### TASK STATEMENT
Return every entry below word for word and leave out any picture.

· · · · ·

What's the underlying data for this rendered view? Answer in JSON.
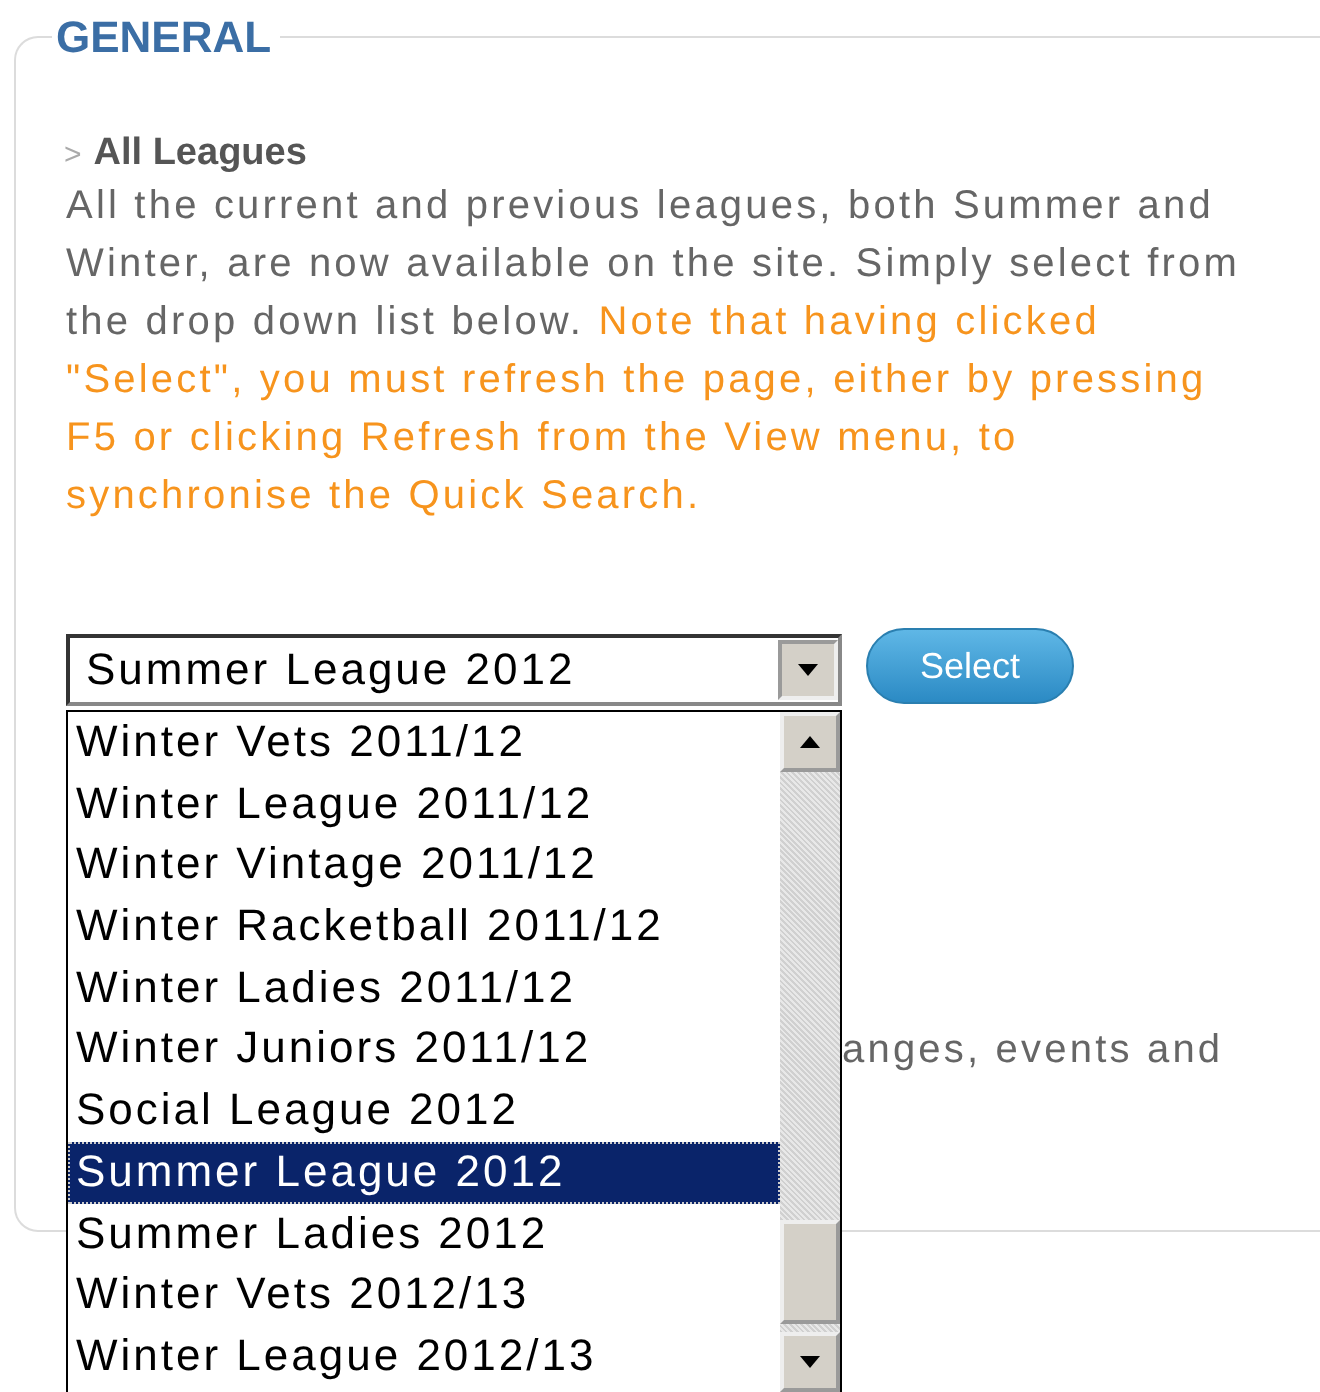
{
  "section": {
    "title": "GENERAL"
  },
  "article": {
    "heading": "All Leagues",
    "arrow": ">",
    "body": "All the current and previous leagues, both Summer and Winter, are now available on the site. Simply select from the drop down list below.",
    "note": "Note that having clicked \"Select\", you must refresh the page, either by pressing F5 or clicking Refresh from the View menu, to synchronise the Quick Search."
  },
  "league_select": {
    "value": "Summer League 2012",
    "expanded": true,
    "button": "Select",
    "options": [
      {
        "label": "Winter Vets 2011/12",
        "selected": false
      },
      {
        "label": "Winter League 2011/12",
        "selected": false
      },
      {
        "label": "Winter Vintage 2011/12",
        "selected": false
      },
      {
        "label": "Winter Racketball 2011/12",
        "selected": false
      },
      {
        "label": "Winter Ladies 2011/12",
        "selected": false
      },
      {
        "label": "Winter Juniors 2011/12",
        "selected": false
      },
      {
        "label": "Social League 2012",
        "selected": false
      },
      {
        "label": "Summer League 2012",
        "selected": true
      },
      {
        "label": "Summer Ladies 2012",
        "selected": false
      },
      {
        "label": "Winter Vets 2012/13",
        "selected": false
      },
      {
        "label": "Winter League 2012/13",
        "selected": false
      }
    ]
  },
  "partial_text": "anges, events and"
}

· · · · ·

### RESPONSE TO THE TASK
What's the underlying data for this rendered view? Answer in JSON.
{
  "section": {
    "title": "GENERAL"
  },
  "article": {
    "heading": "All Leagues",
    "arrow": ">",
    "body": "All the current and previous leagues, both Summer and Winter, are now available on the site. Simply select from the drop down list below.",
    "note": "Note that having clicked \"Select\", you must refresh the page, either by pressing F5 or clicking Refresh from the View menu, to synchronise the Quick Search."
  },
  "league_select": {
    "value": "Summer League 2012",
    "expanded": true,
    "button": "Select",
    "options": [
      {
        "label": "Winter Vets 2011/12",
        "selected": false
      },
      {
        "label": "Winter League 2011/12",
        "selected": false
      },
      {
        "label": "Winter Vintage 2011/12",
        "selected": false
      },
      {
        "label": "Winter Racketball 2011/12",
        "selected": false
      },
      {
        "label": "Winter Ladies 2011/12",
        "selected": false
      },
      {
        "label": "Winter Juniors 2011/12",
        "selected": false
      },
      {
        "label": "Social League 2012",
        "selected": false
      },
      {
        "label": "Summer League 2012",
        "selected": true
      },
      {
        "label": "Summer Ladies 2012",
        "selected": false
      },
      {
        "label": "Winter Vets 2012/13",
        "selected": false
      },
      {
        "label": "Winter League 2012/13",
        "selected": false
      }
    ]
  },
  "partial_text": "anges, events and"
}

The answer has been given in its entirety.